---- SUPPLIED DATA

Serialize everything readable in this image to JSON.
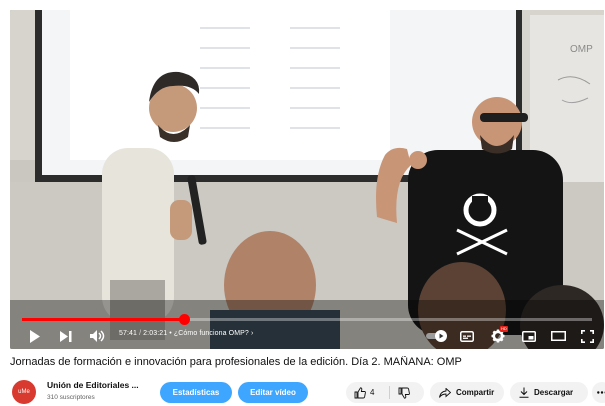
{
  "video": {
    "title": "Jornadas de formación e innovación para profesionales de la edición. Día 2. MAÑANA: OMP",
    "progress": 0.2846,
    "current_time": "57:41",
    "separator": "/",
    "duration": "2:03:21",
    "chapter": "• ¿Cómo funciona OMP? ›",
    "whiteboard_text": "OMP"
  },
  "controls": {
    "play": "play-icon",
    "next": "next-icon",
    "volume": "volume-icon",
    "autoplay": "autoplay-toggle",
    "subtitles": "subtitles-icon",
    "settings": "gear-icon",
    "settings_badge": "HD",
    "miniplayer": "miniplayer-icon",
    "theater": "theater-icon",
    "fullscreen": "fullscreen-icon"
  },
  "channel": {
    "avatar_text": "uMe",
    "name": "Unión de Editoriales ...",
    "subscribers": "310 suscriptores",
    "avatar_color": "#d83a2f"
  },
  "actions": {
    "stats_label": "Estadísticas",
    "edit_label": "Editar vídeo",
    "like_count": "4",
    "share_label": "Compartir",
    "download_label": "Descargar",
    "more": "more-icon"
  },
  "colors": {
    "accent_blue": "#3ea6ff",
    "progress_red": "#ff0000"
  }
}
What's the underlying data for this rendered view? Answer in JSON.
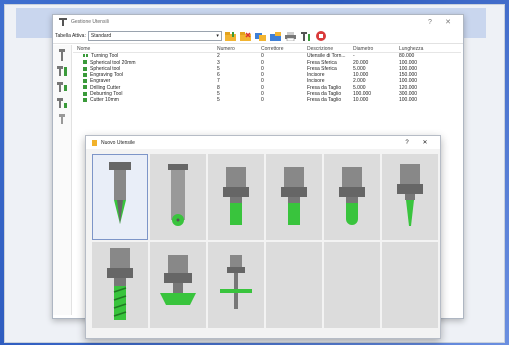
{
  "window": {
    "title": "Gestione Utensili",
    "minimize": "?",
    "close": "✕"
  },
  "toolbar": {
    "active_table_label": "Tabella Attiva:",
    "active_table_value": "Standard",
    "buttons": [
      "folder-new-icon",
      "folder-remove-icon",
      "folders-icon",
      "folder-copy-icon",
      "printer-icon",
      "tool-settings-icon",
      "stop-icon"
    ]
  },
  "table": {
    "headers": [
      "Nome",
      "Numero",
      "Correttore",
      "Descrizione",
      "Diametro",
      "Lunghezza"
    ],
    "rows": [
      {
        "name": "Turning Tool",
        "number": "2",
        "corr": "0",
        "desc": "Utensile di Torn...",
        "diam": "-",
        "len": "80.000"
      },
      {
        "name": "Spherical tool 20mm",
        "number": "3",
        "corr": "0",
        "desc": "Fresa Sferica",
        "diam": "20.000",
        "len": "100.000"
      },
      {
        "name": "Spherical tool",
        "number": "5",
        "corr": "0",
        "desc": "Fresa Sferica",
        "diam": "5.000",
        "len": "100.000"
      },
      {
        "name": "Engraving Tool",
        "number": "6",
        "corr": "0",
        "desc": "Incisore",
        "diam": "10.000",
        "len": "150.000"
      },
      {
        "name": "Engraver",
        "number": "7",
        "corr": "0",
        "desc": "Incisore",
        "diam": "2.000",
        "len": "100.000"
      },
      {
        "name": "Drilling Cutter",
        "number": "8",
        "corr": "0",
        "desc": "Fresa da Taglio",
        "diam": "5.000",
        "len": "120.000"
      },
      {
        "name": "Deburring Tool",
        "number": "5",
        "corr": "0",
        "desc": "Fresa da Taglio",
        "diam": "100.000",
        "len": "300.000"
      },
      {
        "name": "Cutter 10mm",
        "number": "5",
        "corr": "0",
        "desc": "Fresa da Taglio",
        "diam": "10.000",
        "len": "100.000"
      }
    ]
  },
  "dialog": {
    "title": "Nuovo Utensile",
    "help": "?",
    "close": "✕",
    "tools": [
      "engraver-v-tool-icon",
      "spherical-tool-icon",
      "flat-end-mill-icon",
      "flat-end-mill-icon",
      "ball-end-mill-icon",
      "tapered-tool-icon",
      "drill-cutter-icon",
      "face-mill-icon",
      "slot-cutter-icon",
      "",
      "",
      ""
    ]
  },
  "colors": {
    "accent": "#3fbf3f",
    "background": "#2f5dc0"
  }
}
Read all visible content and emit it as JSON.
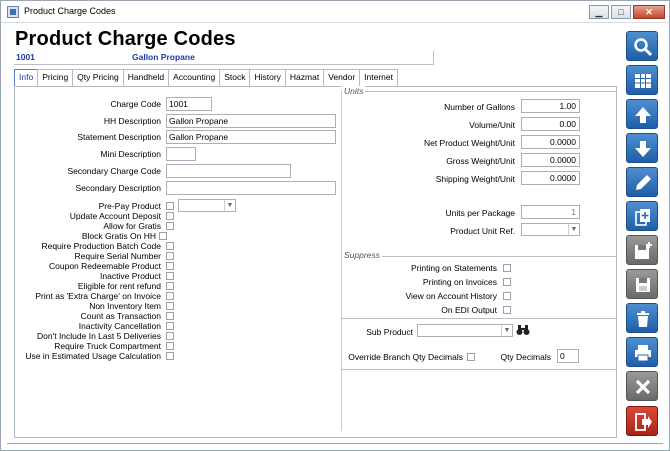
{
  "window": {
    "title": "Product Charge Codes",
    "min_label": "▁",
    "max_label": "□",
    "close_label": "✕"
  },
  "header": {
    "title": "Product Charge Codes",
    "code": "1001",
    "name": "Gallon Propane"
  },
  "tabs": [
    {
      "label": "Info",
      "active": true
    },
    {
      "label": "Pricing"
    },
    {
      "label": "Qty Pricing"
    },
    {
      "label": "Handheld"
    },
    {
      "label": "Accounting"
    },
    {
      "label": "Stock"
    },
    {
      "label": "History"
    },
    {
      "label": "Hazmat"
    },
    {
      "label": "Vendor"
    },
    {
      "label": "Internet"
    }
  ],
  "info": {
    "charge_code_label": "Charge Code",
    "charge_code": "1001",
    "hh_description_label": "HH Description",
    "hh_description": "Gallon Propane",
    "statement_description_label": "Statement Description",
    "statement_description": "Gallon Propane",
    "mini_description_label": "Mini Description",
    "mini_description": "",
    "secondary_charge_code_label": "Secondary Charge Code",
    "secondary_charge_code": "",
    "secondary_description_label": "Secondary Description",
    "secondary_description": ""
  },
  "flags": [
    {
      "label": "Pre-Pay Product",
      "checked": false
    },
    {
      "label": "Update Account Deposit",
      "checked": false
    },
    {
      "label": "Allow for Gratis",
      "checked": false
    },
    {
      "label": "Block Gratis On HH",
      "checked": false
    },
    {
      "label": "Require Production Batch Code",
      "checked": false
    },
    {
      "label": "Require Serial Number",
      "checked": false
    },
    {
      "label": "Coupon Redeemable Product",
      "checked": false
    },
    {
      "label": "Inactive Product",
      "checked": false
    },
    {
      "label": "Eligible for rent refund",
      "checked": false
    },
    {
      "label": "Print as 'Extra Charge' on Invoice",
      "checked": false
    },
    {
      "label": "Non Inventory Item",
      "checked": false
    },
    {
      "label": "Count as Transaction",
      "checked": false
    },
    {
      "label": "Inactivity Cancellation",
      "checked": false
    },
    {
      "label": "Don't Include In Last 5 Deliveries",
      "checked": false
    },
    {
      "label": "Require Truck Compartment",
      "checked": false
    },
    {
      "label": "Use in Estimated Usage Calculation",
      "checked": false
    }
  ],
  "units": {
    "group_title": "Units",
    "number_of_gallons_label": "Number of Gallons",
    "number_of_gallons": "1.00",
    "volume_unit_label": "Volume/Unit",
    "volume_unit": "0.00",
    "net_weight_label": "Net Product Weight/Unit",
    "net_weight": "0.0000",
    "gross_weight_label": "Gross Weight/Unit",
    "gross_weight": "0.0000",
    "shipping_weight_label": "Shipping Weight/Unit",
    "shipping_weight": "0.0000",
    "units_per_package_label": "Units per Package",
    "units_per_package": "1",
    "product_unit_ref_label": "Product Unit Ref.",
    "product_unit_ref": ""
  },
  "suppress": {
    "group_title": "Suppress",
    "items": [
      {
        "label": "Printing on Statements",
        "checked": false
      },
      {
        "label": "Printing on Invoices",
        "checked": false
      },
      {
        "label": "View on Account History",
        "checked": false
      },
      {
        "label": "On EDI Output",
        "checked": false
      }
    ]
  },
  "sub": {
    "sub_product_label": "Sub Product",
    "sub_product": "",
    "override_label": "Override Branch Qty Decimals",
    "qty_decimals_label": "Qty Decimals",
    "qty_decimals": "0"
  },
  "toolbar": [
    {
      "name": "search-icon"
    },
    {
      "name": "grid-icon"
    },
    {
      "name": "arrow-up-icon"
    },
    {
      "name": "arrow-down-icon"
    },
    {
      "name": "pencil-icon"
    },
    {
      "name": "copy-add-icon"
    },
    {
      "name": "save-add-icon"
    },
    {
      "name": "save-icon"
    },
    {
      "name": "trash-icon"
    },
    {
      "name": "print-icon"
    },
    {
      "name": "close-icon"
    },
    {
      "name": "exit-icon"
    }
  ]
}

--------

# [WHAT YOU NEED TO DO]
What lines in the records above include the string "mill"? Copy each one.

# [SOLVED PROBLEM]
      "flat-end-mill-icon",
      "flat-end-mill-icon",
      "ball-end-mill-icon",
      "face-mill-icon",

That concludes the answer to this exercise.